Copy every line in the listing that contains "true".

--

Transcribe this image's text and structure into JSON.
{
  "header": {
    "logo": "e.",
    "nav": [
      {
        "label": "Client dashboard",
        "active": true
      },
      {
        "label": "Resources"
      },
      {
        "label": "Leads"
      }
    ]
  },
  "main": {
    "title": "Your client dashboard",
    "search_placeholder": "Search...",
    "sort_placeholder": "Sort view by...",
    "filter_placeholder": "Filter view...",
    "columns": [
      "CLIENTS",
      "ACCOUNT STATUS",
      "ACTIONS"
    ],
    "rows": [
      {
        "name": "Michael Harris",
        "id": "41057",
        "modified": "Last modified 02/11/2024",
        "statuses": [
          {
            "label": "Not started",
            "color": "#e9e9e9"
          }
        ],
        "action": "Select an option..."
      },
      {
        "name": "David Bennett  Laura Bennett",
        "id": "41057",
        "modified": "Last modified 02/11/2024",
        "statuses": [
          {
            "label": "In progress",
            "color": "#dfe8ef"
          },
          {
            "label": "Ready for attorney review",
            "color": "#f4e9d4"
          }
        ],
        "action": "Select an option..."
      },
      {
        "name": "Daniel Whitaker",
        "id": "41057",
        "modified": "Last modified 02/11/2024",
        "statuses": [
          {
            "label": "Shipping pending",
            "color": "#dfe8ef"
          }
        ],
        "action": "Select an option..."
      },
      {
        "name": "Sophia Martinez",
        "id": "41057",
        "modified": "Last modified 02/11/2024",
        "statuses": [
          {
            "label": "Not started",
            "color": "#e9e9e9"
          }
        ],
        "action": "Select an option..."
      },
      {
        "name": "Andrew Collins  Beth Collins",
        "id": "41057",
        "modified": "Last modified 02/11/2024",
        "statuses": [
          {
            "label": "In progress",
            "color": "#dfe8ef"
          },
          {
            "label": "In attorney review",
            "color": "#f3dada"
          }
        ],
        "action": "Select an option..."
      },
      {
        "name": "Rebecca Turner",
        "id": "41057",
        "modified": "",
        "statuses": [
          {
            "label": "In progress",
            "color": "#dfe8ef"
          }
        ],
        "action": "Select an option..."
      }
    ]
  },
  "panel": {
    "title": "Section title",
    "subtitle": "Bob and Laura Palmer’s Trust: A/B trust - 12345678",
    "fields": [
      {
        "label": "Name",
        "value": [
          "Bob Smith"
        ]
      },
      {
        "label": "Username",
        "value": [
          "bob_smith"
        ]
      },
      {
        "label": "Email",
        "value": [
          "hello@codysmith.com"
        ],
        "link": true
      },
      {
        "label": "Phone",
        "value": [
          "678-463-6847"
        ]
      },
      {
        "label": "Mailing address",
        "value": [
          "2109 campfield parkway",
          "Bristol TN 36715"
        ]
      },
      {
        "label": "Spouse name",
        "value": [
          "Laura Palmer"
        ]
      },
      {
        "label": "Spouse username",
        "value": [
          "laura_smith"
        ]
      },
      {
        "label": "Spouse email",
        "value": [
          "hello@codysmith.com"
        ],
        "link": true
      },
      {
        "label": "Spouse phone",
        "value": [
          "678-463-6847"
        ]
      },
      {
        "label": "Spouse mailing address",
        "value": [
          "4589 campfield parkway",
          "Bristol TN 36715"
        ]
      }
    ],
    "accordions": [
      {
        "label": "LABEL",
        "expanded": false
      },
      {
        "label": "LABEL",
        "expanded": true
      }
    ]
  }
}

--

» Answer:
        "active": true
        "link": true
        "link": true
        "expanded": true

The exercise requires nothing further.